“This approach is designed to provide immediate results and is not dependent on first obtaining influent and effluent samples” from water treatment facilities, the letter said.

Reluctance among some to test could be due to uncertainty about the relevance of testing data when no state limits are in place, or the cost of testing, Keegan and others said.

And because of the prevalence of PFAS, the wastewater treatment plants know, “If you sample, you will find it,’” Yaroschak said.

State, Federal Action

The U.S. Environmental Protection Agency in 2016 approved health advisories for two PFAS chemicals, but they’re non-enforceable.

The EPA has promised to issue a determination for two PFAS chemicals by Dec. 31, and based on that, decide whether to develop a national regulation for PFAS in drinking water, an EPA spokeswoman said in an email. Congress is also considering legislation that would force the EPA to hurry up and set a national standard for drinking water.

Meanwhile, states continue to take action on their own.

Maine’s task force will finalize proposals that will likely contain pollution limits no later than Dec. 31; all public drinking water systems with 25 or more people will have to test for the substances.

Vermont adopted advisory limits for PFAS in drinking water, while Massachusetts is developing drinking water standards for PFAS.

—With assistance from Adrianne Appel and David Schultz.

To contact the reporter on this story: Stephen Joyce in Chicago at sjoyce@bloomberglaw.com

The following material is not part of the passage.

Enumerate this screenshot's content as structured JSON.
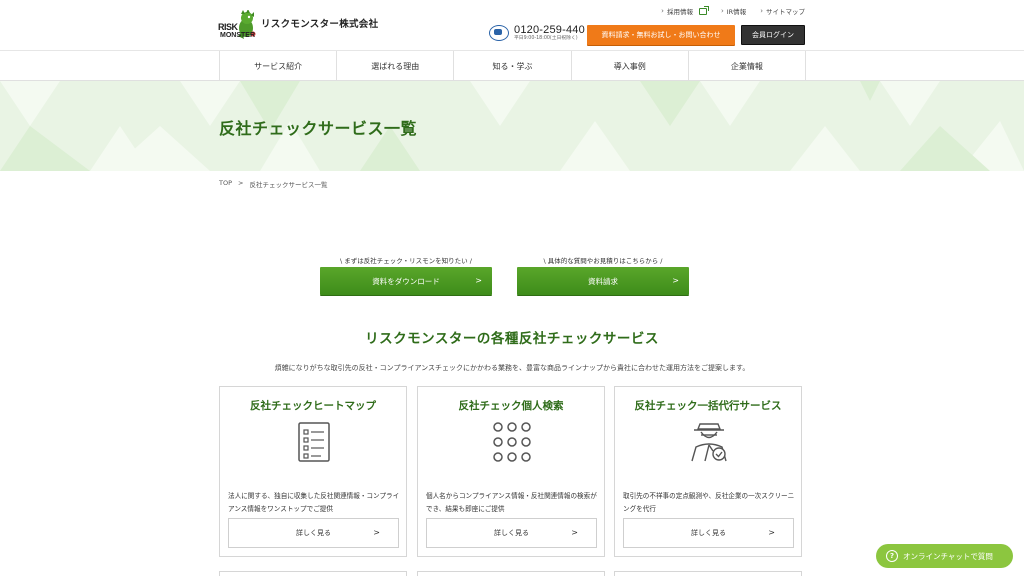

To contact the editors responsible for this story: Gregory Henderson at ghenderson@bloombergenvironment.com; Renee Schoof at rschoof@bloombergenvironment.com; Anna Yukhananov at ayukhananov@bloombergenvironment.com